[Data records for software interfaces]
::::

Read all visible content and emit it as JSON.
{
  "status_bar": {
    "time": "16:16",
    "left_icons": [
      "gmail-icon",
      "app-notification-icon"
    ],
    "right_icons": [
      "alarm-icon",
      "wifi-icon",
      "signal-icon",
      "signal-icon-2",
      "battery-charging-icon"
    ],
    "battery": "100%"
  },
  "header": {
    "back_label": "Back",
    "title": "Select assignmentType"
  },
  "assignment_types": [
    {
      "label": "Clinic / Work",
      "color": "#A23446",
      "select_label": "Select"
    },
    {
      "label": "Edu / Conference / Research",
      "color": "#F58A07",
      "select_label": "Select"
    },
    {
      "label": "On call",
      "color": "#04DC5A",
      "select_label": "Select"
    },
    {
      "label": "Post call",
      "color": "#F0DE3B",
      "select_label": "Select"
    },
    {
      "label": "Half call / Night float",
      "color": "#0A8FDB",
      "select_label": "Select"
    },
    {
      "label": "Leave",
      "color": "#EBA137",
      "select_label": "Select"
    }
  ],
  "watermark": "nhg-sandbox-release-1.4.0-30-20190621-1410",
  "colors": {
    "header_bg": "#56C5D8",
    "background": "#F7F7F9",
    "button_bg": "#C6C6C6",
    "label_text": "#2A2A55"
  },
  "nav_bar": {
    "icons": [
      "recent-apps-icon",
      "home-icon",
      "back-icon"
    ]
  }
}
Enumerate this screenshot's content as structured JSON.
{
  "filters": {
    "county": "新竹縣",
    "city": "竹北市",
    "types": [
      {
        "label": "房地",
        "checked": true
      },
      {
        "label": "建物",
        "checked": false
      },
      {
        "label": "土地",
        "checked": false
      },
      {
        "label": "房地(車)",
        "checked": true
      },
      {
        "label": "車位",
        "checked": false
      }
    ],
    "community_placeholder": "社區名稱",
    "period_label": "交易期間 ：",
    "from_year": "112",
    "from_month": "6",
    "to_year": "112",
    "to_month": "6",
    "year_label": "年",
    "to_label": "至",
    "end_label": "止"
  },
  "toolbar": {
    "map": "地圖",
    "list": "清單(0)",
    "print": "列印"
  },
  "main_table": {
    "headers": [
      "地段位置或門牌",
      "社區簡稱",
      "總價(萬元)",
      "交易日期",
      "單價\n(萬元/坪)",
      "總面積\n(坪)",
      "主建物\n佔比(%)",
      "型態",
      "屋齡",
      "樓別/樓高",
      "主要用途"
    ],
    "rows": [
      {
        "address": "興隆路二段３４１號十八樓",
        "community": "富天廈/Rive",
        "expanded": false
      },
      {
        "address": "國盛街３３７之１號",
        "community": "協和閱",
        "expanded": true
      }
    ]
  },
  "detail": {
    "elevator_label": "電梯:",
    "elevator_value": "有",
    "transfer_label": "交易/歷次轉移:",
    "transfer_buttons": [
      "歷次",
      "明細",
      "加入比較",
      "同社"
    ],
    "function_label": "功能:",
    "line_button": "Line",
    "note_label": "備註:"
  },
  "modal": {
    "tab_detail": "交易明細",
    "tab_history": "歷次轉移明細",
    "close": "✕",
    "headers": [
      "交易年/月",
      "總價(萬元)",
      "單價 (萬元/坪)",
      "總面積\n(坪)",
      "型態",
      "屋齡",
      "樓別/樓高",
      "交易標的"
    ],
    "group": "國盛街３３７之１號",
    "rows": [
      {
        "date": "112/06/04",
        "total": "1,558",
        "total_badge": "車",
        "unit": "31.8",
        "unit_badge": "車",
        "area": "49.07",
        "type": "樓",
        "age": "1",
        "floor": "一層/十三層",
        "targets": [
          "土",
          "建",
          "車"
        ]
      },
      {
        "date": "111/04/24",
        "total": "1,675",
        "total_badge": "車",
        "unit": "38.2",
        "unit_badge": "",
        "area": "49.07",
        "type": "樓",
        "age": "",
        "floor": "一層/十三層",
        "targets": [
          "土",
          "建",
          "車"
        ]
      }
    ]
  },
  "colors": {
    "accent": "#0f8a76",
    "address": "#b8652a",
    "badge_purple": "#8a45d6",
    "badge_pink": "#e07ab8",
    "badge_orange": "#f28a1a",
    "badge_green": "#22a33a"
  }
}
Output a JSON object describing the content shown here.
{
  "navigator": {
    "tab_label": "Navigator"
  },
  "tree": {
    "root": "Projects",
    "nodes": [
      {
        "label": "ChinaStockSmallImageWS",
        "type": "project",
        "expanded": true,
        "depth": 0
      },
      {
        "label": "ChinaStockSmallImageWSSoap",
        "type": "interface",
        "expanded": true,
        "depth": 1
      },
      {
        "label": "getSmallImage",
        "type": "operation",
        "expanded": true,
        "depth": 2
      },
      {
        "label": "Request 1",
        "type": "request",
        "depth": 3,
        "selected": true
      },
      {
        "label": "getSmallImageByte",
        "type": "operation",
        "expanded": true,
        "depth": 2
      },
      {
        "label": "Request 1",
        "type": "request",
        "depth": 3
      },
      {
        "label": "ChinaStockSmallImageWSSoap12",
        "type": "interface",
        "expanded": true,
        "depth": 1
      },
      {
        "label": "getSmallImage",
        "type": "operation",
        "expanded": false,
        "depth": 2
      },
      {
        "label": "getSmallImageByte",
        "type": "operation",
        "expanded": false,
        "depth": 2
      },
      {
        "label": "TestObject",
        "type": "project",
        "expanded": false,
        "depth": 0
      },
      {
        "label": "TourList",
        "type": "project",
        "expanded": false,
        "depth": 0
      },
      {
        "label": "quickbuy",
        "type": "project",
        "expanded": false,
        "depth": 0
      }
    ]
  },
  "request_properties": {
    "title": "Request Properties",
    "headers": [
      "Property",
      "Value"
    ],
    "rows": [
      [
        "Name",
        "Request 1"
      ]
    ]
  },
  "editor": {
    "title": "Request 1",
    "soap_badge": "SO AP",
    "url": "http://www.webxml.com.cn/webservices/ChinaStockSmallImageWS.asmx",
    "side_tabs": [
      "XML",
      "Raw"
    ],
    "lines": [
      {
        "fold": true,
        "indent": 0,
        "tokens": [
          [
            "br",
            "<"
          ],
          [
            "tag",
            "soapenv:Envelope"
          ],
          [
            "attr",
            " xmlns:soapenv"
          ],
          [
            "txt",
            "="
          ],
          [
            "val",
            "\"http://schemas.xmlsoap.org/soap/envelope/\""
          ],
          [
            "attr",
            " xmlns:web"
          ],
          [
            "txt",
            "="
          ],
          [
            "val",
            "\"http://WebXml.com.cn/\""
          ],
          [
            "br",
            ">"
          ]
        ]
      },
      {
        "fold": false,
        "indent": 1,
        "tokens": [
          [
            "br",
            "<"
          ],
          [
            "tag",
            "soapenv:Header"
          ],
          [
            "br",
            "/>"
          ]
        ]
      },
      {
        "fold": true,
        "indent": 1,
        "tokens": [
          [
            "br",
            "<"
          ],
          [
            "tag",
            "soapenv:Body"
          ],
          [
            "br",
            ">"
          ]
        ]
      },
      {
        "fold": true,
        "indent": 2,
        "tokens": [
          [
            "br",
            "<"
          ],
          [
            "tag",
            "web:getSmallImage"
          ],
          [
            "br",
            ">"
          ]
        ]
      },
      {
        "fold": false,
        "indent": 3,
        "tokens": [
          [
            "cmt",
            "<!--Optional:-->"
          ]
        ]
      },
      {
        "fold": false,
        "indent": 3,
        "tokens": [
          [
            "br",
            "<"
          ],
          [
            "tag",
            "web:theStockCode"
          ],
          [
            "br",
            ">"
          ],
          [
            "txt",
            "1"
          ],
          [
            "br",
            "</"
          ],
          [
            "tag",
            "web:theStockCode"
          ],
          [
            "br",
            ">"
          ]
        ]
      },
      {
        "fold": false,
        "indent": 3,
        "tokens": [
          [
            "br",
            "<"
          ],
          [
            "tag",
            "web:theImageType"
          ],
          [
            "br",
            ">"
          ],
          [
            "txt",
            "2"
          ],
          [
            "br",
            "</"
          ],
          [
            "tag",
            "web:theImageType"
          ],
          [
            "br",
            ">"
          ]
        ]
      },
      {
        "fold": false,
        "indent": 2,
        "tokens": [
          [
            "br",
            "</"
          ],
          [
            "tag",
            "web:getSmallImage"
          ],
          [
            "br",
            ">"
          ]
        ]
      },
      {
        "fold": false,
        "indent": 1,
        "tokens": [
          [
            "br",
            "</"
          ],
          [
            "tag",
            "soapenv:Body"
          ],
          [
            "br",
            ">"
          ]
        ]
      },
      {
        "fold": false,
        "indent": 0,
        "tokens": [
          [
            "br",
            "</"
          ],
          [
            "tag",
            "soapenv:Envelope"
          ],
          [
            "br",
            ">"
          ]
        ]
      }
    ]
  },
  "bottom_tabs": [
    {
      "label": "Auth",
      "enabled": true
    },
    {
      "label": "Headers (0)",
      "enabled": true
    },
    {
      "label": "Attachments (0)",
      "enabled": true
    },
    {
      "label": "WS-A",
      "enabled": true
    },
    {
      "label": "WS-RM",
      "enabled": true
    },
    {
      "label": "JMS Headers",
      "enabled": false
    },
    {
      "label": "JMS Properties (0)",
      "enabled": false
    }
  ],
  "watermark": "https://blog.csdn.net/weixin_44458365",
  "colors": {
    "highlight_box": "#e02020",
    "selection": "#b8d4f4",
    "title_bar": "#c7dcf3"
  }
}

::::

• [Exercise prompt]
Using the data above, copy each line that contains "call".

• [Solution]
      "label": "On call",
      "label": "Post call",
      "label": "Half call / Night float",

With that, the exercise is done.